Dataset rows for apps and sites
• • • • •

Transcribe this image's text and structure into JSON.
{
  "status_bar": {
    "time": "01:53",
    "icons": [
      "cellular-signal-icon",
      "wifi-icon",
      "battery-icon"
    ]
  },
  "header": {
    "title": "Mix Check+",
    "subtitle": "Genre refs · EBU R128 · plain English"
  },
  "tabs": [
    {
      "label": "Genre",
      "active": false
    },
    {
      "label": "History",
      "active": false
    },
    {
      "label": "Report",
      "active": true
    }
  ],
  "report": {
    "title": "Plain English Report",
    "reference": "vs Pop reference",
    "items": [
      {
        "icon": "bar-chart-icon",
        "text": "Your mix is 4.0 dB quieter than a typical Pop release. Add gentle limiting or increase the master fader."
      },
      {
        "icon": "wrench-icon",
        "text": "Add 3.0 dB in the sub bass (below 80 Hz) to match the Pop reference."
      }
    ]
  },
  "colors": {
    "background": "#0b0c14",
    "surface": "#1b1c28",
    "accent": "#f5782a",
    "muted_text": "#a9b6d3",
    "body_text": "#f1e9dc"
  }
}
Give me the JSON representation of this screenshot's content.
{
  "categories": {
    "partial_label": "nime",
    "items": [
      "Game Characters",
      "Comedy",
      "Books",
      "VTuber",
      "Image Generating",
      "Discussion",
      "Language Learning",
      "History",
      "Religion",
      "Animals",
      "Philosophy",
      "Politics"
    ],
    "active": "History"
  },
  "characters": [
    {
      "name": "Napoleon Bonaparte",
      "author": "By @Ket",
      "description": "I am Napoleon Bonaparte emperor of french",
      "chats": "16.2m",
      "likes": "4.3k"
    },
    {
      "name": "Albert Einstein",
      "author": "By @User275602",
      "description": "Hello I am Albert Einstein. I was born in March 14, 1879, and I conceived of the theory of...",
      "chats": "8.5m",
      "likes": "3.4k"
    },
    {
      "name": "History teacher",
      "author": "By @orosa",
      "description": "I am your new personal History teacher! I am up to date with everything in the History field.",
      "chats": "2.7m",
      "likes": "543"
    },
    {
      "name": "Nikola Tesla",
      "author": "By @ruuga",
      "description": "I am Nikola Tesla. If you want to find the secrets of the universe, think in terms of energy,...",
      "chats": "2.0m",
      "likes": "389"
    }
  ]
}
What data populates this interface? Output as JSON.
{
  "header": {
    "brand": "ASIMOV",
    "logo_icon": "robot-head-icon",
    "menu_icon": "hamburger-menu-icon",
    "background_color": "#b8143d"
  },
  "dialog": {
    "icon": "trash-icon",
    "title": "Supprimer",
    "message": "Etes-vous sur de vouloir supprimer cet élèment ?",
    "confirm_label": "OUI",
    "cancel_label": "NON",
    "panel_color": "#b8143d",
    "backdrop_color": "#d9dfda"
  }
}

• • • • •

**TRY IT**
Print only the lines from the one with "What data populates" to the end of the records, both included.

**ANSWER BOX**
What data populates this interface? Output as JSON.
{
  "header": {
    "brand": "ASIMOV",
    "logo_icon": "robot-head-icon",
    "menu_icon": "hamburger-menu-icon",
    "background_color": "#b8143d"
  },
  "dialog": {
    "icon": "trash-icon",
    "title": "Supprimer",
    "message": "Etes-vous sur de vouloir supprimer cet élèment ?",
    "confirm_label": "OUI",
    "cancel_label": "NON",
    "panel_color": "#b8143d",
    "backdrop_color": "#d9dfda"
  }
}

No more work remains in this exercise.